by Jake Fontaine
Since we came out of the womb, gender stereotypes have followed us around like we are the Kardashians and these prejudices are the paparazzi looking for their next cover story. One of these stereotypes includes the impression that men are designated to do the heavy lifting, while women are left to sit and watch.
Grandville says no more.
Tully Chapman, a strength and fitness coach as well as the fitness center manager here at GHS, is considering the incorporation of an all-female Strength and Conditioning class at Grandville to cater to all girls and ultimately boost female participation within the weightroom.
“It’s important that females understand that they are not ‘delicate flowers,’ but instead can be strong, powerful, bold women,” explains Chapman. “The purpose of a female-only training group would be to create an environment that is more friendly to students who are not currently participating in a training program.”
Chapman recently sent out a survey regarding the construction of an all-female lifting class, which had 256 responses.

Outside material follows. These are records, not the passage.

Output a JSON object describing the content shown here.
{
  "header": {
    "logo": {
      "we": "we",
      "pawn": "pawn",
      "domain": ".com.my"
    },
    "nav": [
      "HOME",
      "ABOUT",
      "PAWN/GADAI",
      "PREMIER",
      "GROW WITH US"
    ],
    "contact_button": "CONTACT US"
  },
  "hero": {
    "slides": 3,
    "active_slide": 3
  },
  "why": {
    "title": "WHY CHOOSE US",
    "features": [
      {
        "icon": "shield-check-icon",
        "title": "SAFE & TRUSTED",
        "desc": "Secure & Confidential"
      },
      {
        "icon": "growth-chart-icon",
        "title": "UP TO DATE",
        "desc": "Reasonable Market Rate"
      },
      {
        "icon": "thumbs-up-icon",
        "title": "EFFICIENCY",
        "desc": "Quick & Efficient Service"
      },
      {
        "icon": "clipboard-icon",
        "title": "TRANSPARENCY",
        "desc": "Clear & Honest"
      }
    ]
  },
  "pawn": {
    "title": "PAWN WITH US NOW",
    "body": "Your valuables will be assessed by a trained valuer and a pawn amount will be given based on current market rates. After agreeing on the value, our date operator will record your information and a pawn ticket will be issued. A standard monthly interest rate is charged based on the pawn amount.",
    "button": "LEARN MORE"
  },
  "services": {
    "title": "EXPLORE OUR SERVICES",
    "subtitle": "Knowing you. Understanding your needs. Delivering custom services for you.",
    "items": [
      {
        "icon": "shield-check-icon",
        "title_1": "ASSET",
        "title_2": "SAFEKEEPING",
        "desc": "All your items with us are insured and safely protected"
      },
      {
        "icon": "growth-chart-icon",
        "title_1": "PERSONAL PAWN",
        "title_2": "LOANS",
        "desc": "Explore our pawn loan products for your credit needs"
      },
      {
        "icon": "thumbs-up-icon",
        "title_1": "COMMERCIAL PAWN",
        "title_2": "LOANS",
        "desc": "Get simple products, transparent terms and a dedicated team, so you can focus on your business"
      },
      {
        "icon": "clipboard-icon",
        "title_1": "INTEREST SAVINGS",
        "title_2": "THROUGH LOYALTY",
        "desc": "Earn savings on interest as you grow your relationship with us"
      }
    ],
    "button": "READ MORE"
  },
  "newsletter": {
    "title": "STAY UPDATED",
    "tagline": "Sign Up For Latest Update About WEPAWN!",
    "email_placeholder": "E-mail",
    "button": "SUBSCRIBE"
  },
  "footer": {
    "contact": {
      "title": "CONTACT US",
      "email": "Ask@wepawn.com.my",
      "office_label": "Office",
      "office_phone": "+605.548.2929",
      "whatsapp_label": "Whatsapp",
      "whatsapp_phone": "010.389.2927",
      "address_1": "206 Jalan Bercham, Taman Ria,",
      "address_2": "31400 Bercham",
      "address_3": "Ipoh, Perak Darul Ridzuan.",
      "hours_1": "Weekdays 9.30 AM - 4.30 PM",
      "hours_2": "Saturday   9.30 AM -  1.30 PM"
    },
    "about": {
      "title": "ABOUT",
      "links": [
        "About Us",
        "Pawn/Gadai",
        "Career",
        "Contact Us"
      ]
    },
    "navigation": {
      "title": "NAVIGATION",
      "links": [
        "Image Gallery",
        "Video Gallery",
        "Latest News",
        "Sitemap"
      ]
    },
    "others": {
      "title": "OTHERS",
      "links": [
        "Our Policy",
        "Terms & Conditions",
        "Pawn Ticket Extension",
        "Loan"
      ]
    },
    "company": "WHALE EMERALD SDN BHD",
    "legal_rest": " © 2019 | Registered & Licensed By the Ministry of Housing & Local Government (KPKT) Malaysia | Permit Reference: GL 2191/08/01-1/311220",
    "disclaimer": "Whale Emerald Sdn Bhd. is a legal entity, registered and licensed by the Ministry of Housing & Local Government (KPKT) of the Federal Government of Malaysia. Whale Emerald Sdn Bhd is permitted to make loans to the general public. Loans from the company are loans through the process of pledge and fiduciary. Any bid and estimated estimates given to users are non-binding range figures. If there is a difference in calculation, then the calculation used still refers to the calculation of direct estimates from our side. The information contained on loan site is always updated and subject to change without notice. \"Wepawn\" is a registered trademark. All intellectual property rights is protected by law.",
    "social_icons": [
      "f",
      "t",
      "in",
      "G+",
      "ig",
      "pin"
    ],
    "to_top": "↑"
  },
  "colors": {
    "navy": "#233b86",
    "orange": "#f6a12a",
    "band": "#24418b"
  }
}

Of these students, 41 of them wrote additional comments at the end of the survey, with a majority of these comments along the lines of “feeling more comfortable if male athletes were not present.”
Despite the survey’s positive intentions, there was some backlash from a few students, claiming the class to be a setback in the movement for gender equality; however, Mrs. Peterson, one of the Women’s Leadership Club advisors and a strong adherent for the empowerment of women, thinks otherwise:
“If it was the only [Strength and Conditioning] class girls could take at the school it would be offensive and a setback, but if it’s another option to promote health and fitness among women, I think it’s awesome,” Peterson contends. “As teacher of girls, a mother of girls, and a girl myself, I know lifting with boys can be intimidating, so an all-girl atmosphere would be a great way to encourage more women to be healthy.”
Female teachers around the school give the potential class similar praise.
Mrs. Ungrey, a science teacher who frequently works out at Fit Body Boot Camp, thinks an all- female lifting class would “be great and definitely make girls more likely to sign up.” Mrs. Swanson, a Spanish teacher and another goer of Fit Body Boot Camp, would “take it if [she] was in high school” and believes the class to be “a great way to ultimately make the entire school stronger.”
Of course, not all females at the school prefer to solely lift with other girls.
Sierra Hamil, a senior at GHS who is currently in the PEAK Strength and Conditioning class, feels an extra driving force when she’s surrounded by boys in the weightroom.
“Lifting with guys really pushes me,” Hamil admits. “When I see all the weight they have on the bar, I get a burst of motivation to put more weight on mine.”
There’s also students like Jadyn Boogaard, a junior who is currently not taking a Strength and Conditioning class at GHS, that would be more inclined to do so if a female-only class was offered.
“A lot of girls are scared of being judged by the guys [in the weightroom], so an all-female class would definitely enhance females’ confidence while in there,” Boogaard says.
The purpose of implementing a female-only Strength and Conditioning class is to provide a comfortable environment for all girls at GHS, not to force them into an uncomfortable environment; therefore, girls, such as Boogaard, can choose to join the female-only class if that’s what she feels most comfortable doing, and girls, such as Hamil, can join one of the co-ed classes
Also, the structure of the class would be no different from the current co-ed classes.
“The actually training would be no different from the training in our co-ed sessions,” explains Chapman. “Males and females are both humans and need to use the same training methods to improve physical health and performance.”
A female-only Strength and Conditioning class could be added as soon as Spring of 2019.